“Instead of reading about these programs in an abstract way in the scientific journals, attendees can learn about stem cell programs firsthand, from experts that are currently performing this type of therapy, and ask their detailed and specific questions in a small group format.”
Experts in the field of stem cell research, all of whom have done stem cell therapy in human patients, have been selected as speakers by the SVS Research and Education Committee and the ATVB Program Committee. These speakers include: Drs. Michael Murphy, Omaida Velazquez, Douglas LoSordo and Richard Powell.

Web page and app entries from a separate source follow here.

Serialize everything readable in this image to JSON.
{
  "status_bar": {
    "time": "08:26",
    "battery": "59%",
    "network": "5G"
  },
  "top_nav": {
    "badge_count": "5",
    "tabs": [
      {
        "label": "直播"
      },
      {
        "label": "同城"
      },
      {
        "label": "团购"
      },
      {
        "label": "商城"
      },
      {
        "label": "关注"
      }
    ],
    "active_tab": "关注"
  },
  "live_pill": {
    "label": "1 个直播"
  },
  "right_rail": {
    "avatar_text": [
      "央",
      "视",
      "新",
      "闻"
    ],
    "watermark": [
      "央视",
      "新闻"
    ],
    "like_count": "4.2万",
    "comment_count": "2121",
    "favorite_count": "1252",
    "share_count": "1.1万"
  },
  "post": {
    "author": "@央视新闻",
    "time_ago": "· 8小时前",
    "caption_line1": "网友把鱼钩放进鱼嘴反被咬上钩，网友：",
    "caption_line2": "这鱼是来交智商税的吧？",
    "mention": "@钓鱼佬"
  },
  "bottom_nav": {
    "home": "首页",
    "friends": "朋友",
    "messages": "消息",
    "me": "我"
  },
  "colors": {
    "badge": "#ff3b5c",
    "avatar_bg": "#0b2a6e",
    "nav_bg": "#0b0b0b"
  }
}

In addition to the translational session, VRIC, to be held April 30 Orlando, Florida, provides an opportunity for vascular surgeon investigators and vascular biologists to participate in this unique scientific collaborative prior to the Arteriosclerosis, Thrombosis, and Vascular Biology (ATVB) Scientific Sessions.
VRIC is aimed at vascular surgeons, vascular biologists, physicians with an interest in vascular disease, vascular surgery trainees, research trainees in vascular surgery and vascular biology, and industry personnel with an interest in vascular disease.
Abstracts can be submitted for VRIC until the Jan. 25 deadline. Selected high-impact abstracts that are presented at the VRIC session may also be invited for presentation by the principal investigator at the SVS 2013 Vascular Annual Meeting®, May 30 – June 1.
“Anyone with an interest in vascular biology and vascular surgery should be at VRIC,” Dr. Dardik said. “Since one of the objectives of VRIC is to stimulate interest in research among aspiring academic vascular surgeons, trainees are especially welcome.”
Plan to attend, experience, and contribute to this unique collaborative scientific environment while earning up to 7 AMA PRA Category 1 CreditsTM. For more information, visit VascularWeb.org.